> [Task to complete] Your response should consist of every record, exactly as given.

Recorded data
▬▬▬

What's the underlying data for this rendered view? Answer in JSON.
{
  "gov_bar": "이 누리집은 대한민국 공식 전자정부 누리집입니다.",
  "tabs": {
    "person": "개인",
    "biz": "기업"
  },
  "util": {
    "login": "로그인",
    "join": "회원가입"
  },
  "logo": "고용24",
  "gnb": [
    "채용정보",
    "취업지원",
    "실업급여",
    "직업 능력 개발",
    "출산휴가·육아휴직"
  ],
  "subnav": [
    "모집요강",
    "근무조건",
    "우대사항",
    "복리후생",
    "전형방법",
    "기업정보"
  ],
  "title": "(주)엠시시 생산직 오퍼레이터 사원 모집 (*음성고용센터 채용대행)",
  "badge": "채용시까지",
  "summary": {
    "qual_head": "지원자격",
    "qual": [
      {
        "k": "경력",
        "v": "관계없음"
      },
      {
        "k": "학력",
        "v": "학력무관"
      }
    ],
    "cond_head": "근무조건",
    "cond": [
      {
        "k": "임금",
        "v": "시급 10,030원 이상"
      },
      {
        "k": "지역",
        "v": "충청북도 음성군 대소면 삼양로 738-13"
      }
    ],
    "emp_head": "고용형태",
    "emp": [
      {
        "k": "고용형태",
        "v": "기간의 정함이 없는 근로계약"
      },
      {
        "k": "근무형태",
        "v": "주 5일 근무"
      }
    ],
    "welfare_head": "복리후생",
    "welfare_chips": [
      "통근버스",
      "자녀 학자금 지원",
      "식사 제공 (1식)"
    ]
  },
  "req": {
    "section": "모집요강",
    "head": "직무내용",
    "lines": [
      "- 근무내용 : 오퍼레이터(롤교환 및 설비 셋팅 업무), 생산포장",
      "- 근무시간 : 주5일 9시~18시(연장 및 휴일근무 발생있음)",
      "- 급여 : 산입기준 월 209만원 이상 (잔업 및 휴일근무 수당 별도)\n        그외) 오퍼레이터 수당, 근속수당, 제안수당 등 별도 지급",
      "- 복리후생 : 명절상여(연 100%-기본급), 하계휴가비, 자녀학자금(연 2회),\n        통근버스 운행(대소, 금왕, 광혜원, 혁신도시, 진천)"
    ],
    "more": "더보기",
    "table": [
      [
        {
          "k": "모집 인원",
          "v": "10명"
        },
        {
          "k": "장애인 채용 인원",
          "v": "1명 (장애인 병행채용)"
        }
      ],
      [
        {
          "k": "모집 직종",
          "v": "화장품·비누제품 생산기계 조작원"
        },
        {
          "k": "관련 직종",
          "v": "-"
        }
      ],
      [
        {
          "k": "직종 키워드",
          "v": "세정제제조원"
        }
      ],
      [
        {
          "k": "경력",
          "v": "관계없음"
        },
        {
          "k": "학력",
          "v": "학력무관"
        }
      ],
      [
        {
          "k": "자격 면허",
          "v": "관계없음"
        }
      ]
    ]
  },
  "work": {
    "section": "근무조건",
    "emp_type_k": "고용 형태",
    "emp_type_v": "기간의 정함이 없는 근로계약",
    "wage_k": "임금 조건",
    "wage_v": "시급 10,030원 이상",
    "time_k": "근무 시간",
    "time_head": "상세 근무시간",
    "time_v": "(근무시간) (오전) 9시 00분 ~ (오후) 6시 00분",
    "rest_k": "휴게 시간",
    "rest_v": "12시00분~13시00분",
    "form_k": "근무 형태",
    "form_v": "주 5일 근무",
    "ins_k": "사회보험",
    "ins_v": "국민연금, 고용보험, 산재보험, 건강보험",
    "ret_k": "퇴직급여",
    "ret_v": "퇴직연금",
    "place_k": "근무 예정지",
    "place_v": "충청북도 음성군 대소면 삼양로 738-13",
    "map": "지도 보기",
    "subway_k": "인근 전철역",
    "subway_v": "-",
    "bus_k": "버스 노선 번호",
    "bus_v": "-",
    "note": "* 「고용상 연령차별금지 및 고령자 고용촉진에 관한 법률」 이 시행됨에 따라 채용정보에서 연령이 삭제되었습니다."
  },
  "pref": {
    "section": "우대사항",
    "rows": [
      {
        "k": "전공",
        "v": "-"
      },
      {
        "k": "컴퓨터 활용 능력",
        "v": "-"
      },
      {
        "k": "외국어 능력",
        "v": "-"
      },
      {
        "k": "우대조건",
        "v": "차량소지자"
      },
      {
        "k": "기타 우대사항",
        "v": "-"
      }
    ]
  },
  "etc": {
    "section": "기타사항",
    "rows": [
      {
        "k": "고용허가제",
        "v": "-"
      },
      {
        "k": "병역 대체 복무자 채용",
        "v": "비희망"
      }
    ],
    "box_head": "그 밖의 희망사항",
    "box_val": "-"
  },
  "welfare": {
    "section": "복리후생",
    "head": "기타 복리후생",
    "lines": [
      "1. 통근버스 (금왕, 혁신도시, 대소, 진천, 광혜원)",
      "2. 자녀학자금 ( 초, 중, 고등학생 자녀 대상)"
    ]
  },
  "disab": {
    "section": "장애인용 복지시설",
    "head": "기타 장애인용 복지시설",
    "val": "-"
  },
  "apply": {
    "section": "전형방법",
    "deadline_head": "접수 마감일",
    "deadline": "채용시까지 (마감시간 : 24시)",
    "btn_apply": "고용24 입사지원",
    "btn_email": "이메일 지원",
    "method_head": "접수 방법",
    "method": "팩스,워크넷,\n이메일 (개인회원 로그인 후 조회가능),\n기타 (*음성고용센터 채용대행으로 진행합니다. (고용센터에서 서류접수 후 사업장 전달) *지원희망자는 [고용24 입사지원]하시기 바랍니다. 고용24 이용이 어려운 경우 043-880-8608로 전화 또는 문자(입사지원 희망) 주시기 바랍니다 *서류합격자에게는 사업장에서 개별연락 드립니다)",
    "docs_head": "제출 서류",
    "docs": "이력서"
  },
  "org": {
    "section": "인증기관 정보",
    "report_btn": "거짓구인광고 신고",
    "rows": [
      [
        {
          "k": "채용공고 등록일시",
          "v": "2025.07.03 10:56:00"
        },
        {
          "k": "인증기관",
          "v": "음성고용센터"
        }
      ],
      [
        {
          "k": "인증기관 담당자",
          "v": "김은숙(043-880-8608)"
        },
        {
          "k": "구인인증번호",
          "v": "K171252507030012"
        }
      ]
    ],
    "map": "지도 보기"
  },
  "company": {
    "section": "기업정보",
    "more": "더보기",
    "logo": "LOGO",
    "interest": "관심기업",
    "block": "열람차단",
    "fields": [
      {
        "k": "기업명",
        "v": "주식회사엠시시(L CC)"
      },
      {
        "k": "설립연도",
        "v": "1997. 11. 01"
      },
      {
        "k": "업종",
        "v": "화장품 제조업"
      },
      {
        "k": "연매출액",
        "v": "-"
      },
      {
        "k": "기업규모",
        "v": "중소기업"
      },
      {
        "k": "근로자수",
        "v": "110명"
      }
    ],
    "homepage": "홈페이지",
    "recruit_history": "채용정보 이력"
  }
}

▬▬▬

> [Exercise output]
What's the underlying data for this rendered view? Answer in JSON.
{
  "gov_bar": "이 누리집은 대한민국 공식 전자정부 누리집입니다.",
  "tabs": {
    "person": "개인",
    "biz": "기업"
  },
  "util": {
    "login": "로그인",
    "join": "회원가입"
  },
  "logo": "고용24",
  "gnb": [
    "채용정보",
    "취업지원",
    "실업급여",
    "직업 능력 개발",
    "출산휴가·육아휴직"
  ],
  "subnav": [
    "모집요강",
    "근무조건",
    "우대사항",
    "복리후생",
    "전형방법",
    "기업정보"
  ],
  "title": "(주)엠시시 생산직 오퍼레이터 사원 모집 (*음성고용센터 채용대행)",
  "badge": "채용시까지",
  "summary": {
    "qual_head": "지원자격",
    "qual": [
      {
        "k": "경력",
        "v": "관계없음"
      },
      {
        "k": "학력",
        "v": "학력무관"
      }
    ],
    "cond_head": "근무조건",
    "cond": [
      {
        "k": "임금",
        "v": "시급 10,030원 이상"
      },
      {
        "k": "지역",
        "v": "충청북도 음성군 대소면 삼양로 738-13"
      }
    ],
    "emp_head": "고용형태",
    "emp": [
      {
        "k": "고용형태",
        "v": "기간의 정함이 없는 근로계약"
      },
      {
        "k": "근무형태",
        "v": "주 5일 근무"
      }
    ],
    "welfare_head": "복리후생",
    "welfare_chips": [
      "통근버스",
      "자녀 학자금 지원",
      "식사 제공 (1식)"
    ]
  },
  "req": {
    "section": "모집요강",
    "head": "직무내용",
    "lines": [
      "- 근무내용 : 오퍼레이터(롤교환 및 설비 셋팅 업무), 생산포장",
      "- 근무시간 : 주5일 9시~18시(연장 및 휴일근무 발생있음)",
      "- 급여 : 산입기준 월 209만원 이상 (잔업 및 휴일근무 수당 별도)\n        그외) 오퍼레이터 수당, 근속수당, 제안수당 등 별도 지급",
      "- 복리후생 : 명절상여(연 100%-기본급), 하계휴가비, 자녀학자금(연 2회),\n        통근버스 운행(대소, 금왕, 광혜원, 혁신도시, 진천)"
    ],
    "more": "더보기",
    "table": [
      [
        {
          "k": "모집 인원",
          "v": "10명"
        },
        {
          "k": "장애인 채용 인원",
          "v": "1명 (장애인 병행채용)"
        }
      ],
      [
        {
          "k": "모집 직종",
          "v": "화장품·비누제품 생산기계 조작원"
        },
        {
          "k": "관련 직종",
          "v": "-"
        }
      ],
      [
        {
          "k": "직종 키워드",
          "v": "세정제제조원"
        }
      ],
      [
        {
          "k": "경력",
          "v": "관계없음"
        },
        {
          "k": "학력",
          "v": "학력무관"
        }
      ],
      [
        {
          "k": "자격 면허",
          "v": "관계없음"
        }
      ]
    ]
  },
  "work": {
    "section": "근무조건",
    "emp_type_k": "고용 형태",
    "emp_type_v": "기간의 정함이 없는 근로계약",
    "wage_k": "임금 조건",
    "wage_v": "시급 10,030원 이상",
    "time_k": "근무 시간",
    "time_head": "상세 근무시간",
    "time_v": "(근무시간) (오전) 9시 00분 ~ (오후) 6시 00분",
    "rest_k": "휴게 시간",
    "rest_v": "12시00분~13시00분",
    "form_k": "근무 형태",
    "form_v": "주 5일 근무",
    "ins_k": "사회보험",
    "ins_v": "국민연금, 고용보험, 산재보험, 건강보험",
    "ret_k": "퇴직급여",
    "ret_v": "퇴직연금",
    "place_k": "근무 예정지",
    "place_v": "충청북도 음성군 대소면 삼양로 738-13",
    "map": "지도 보기",
    "subway_k": "인근 전철역",
    "subway_v": "-",
    "bus_k": "버스 노선 번호",
    "bus_v": "-",
    "note": "* 「고용상 연령차별금지 및 고령자 고용촉진에 관한 법률」 이 시행됨에 따라 채용정보에서 연령이 삭제되었습니다."
  },
  "pref": {
    "section": "우대사항",
    "rows": [
      {
        "k": "전공",
        "v": "-"
      },
      {
        "k": "컴퓨터 활용 능력",
        "v": "-"
      },
      {
        "k": "외국어 능력",
        "v": "-"
      },
      {
        "k": "우대조건",
        "v": "차량소지자"
      },
      {
        "k": "기타 우대사항",
        "v": "-"
      }
    ]
  },
  "etc": {
    "section": "기타사항",
    "rows": [
      {
        "k": "고용허가제",
        "v": "-"
      },
      {
        "k": "병역 대체 복무자 채용",
        "v": "비희망"
      }
    ],
    "box_head": "그 밖의 희망사항",
    "box_val": "-"
  },
  "welfare": {
    "section": "복리후생",
    "head": "기타 복리후생",
    "lines": [
      "1. 통근버스 (금왕, 혁신도시, 대소, 진천, 광혜원)",
      "2. 자녀학자금 ( 초, 중, 고등학생 자녀 대상)"
    ]
  },
  "disab": {
    "section": "장애인용 복지시설",
    "head": "기타 장애인용 복지시설",
    "val": "-"
  },
  "apply": {
    "section": "전형방법",
    "deadline_head": "접수 마감일",
    "deadline": "채용시까지 (마감시간 : 24시)",
    "btn_apply": "고용24 입사지원",
    "btn_email": "이메일 지원",
    "method_head": "접수 방법",
    "method": "팩스,워크넷,\n이메일 (개인회원 로그인 후 조회가능),\n기타 (*음성고용센터 채용대행으로 진행합니다. (고용센터에서 서류접수 후 사업장 전달) *지원희망자는 [고용24 입사지원]하시기 바랍니다. 고용24 이용이 어려운 경우 043-880-8608로 전화 또는 문자(입사지원 희망) 주시기 바랍니다 *서류합격자에게는 사업장에서 개별연락 드립니다)",
    "docs_head": "제출 서류",
    "docs": "이력서"
  },
  "org": {
    "section": "인증기관 정보",
    "report_btn": "거짓구인광고 신고",
    "rows": [
      [
        {
          "k": "채용공고 등록일시",
          "v": "2025.07.03 10:56:00"
        },
        {
          "k": "인증기관",
          "v": "음성고용센터"
        }
      ],
      [
        {
          "k": "인증기관 담당자",
          "v": "김은숙(043-880-8608)"
        },
        {
          "k": "구인인증번호",
          "v": "K171252507030012"
        }
      ]
    ],
    "map": "지도 보기"
  },
  "company": {
    "section": "기업정보",
    "more": "더보기",
    "logo": "LOGO",
    "interest": "관심기업",
    "block": "열람차단",
    "fields": [
      {
        "k": "기업명",
        "v": "주식회사엠시시(L CC)"
      },
      {
        "k": "설립연도",
        "v": "1997. 11. 01"
      },
      {
        "k": "업종",
        "v": "화장품 제조업"
      },
      {
        "k": "연매출액",
        "v": "-"
      },
      {
        "k": "기업규모",
        "v": "중소기업"
      },
      {
        "k": "근로자수",
        "v": "110명"
      }
    ],
    "homepage": "홈페이지",
    "recruit_history": "채용정보 이력"
  }
}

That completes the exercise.